Some there are — many, perhaps — who are offended by public displays of religion. Religion, they believe, is a personal matter; if it must be given external manifestation, that should not occur in public places were others may be offended. I can understand that attitude: it parallels my own toward the playing in public of rock music or Stravinsky. And I too am especially annoyed when the intrusion upon my inner peace occurs while I am part of a captive audience, as on a municipal bus or in the waiting room of a public agency.
Riiiight. Because having to listen to annoying music at the DMV (when you’re free to break out an iPod and listen to whatever you want, and no one would think any less of you) is just like being taught about Jesus when your family member is graduating.
Scalia uses the Court’s recent ruling in Town of Greece v. Galloway to support his argument:
Town of Greece made categorically clear that mere “[o]ffense… does not equate to coercion” in any manner relevant to the proper Establishment Clause analysis…
… In this case, it is beyond dispute that no religious exercise whatever occurred. At most, respondents complain that they took offense at being in a religious place… Were there any question before, Town of Greece made obvious that this is insufficient to state an Establishment Clause violation.

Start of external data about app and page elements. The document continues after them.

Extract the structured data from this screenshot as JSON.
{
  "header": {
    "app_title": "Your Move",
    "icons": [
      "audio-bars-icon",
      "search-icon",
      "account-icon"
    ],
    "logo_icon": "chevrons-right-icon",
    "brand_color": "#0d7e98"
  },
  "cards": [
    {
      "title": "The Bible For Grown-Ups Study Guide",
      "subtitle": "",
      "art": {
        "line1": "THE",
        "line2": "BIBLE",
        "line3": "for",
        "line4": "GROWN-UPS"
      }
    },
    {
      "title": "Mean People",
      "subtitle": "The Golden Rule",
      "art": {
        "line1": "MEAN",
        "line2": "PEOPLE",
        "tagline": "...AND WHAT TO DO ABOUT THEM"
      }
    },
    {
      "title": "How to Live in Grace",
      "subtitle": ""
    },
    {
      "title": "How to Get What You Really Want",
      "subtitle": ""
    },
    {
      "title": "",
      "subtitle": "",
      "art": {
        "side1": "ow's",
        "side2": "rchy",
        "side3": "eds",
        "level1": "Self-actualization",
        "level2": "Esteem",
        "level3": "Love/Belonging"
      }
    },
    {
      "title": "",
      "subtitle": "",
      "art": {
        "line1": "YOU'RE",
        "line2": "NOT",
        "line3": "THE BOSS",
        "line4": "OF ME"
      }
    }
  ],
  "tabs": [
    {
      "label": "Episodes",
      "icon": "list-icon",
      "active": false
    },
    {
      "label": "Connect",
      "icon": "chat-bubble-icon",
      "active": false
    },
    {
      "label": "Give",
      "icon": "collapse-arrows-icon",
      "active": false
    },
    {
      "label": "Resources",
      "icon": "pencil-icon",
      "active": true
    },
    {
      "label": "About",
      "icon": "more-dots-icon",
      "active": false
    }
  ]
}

It may well be, as then-Chief Judge Easterbrook suggested, that the decision of the Elmbrook School District to hold graduations under a Latin Cross in a Christian church was “unwise” and “offensive”… But Town of Greece makes manifest that an establishment of religion it was not.
You can see how Scalia is already using the precedent he helped set to push religion in other areas of public life. In his mind, because prayer is perfectly fine at government meetings now, then there should also be no problem with a public school graduation taking place at a church where proselytizing occurs. (Except, in the latter case, minors are involved, and you can’t just quietly avoid the prayers.)
Americans United, as you can imagine, is thrilled with the decision (Scalia’s dissent notwithstanding):
“There was no need for the U.S. Supreme Court to take this case,” said Barry W. Lynn, executive director of Americans United. “The matter was resolved correctly by the court of appeals. This case should serve as a warning to public schools that it’s not appropriate to hold important ceremonies like graduation in a religious setting.”
“No student should ever be forced to choose between missing their own graduation and attending that seminal event in a proselytizing environment inundated with religious icons and exhortations,” said Alex J. Luchenitser, Americ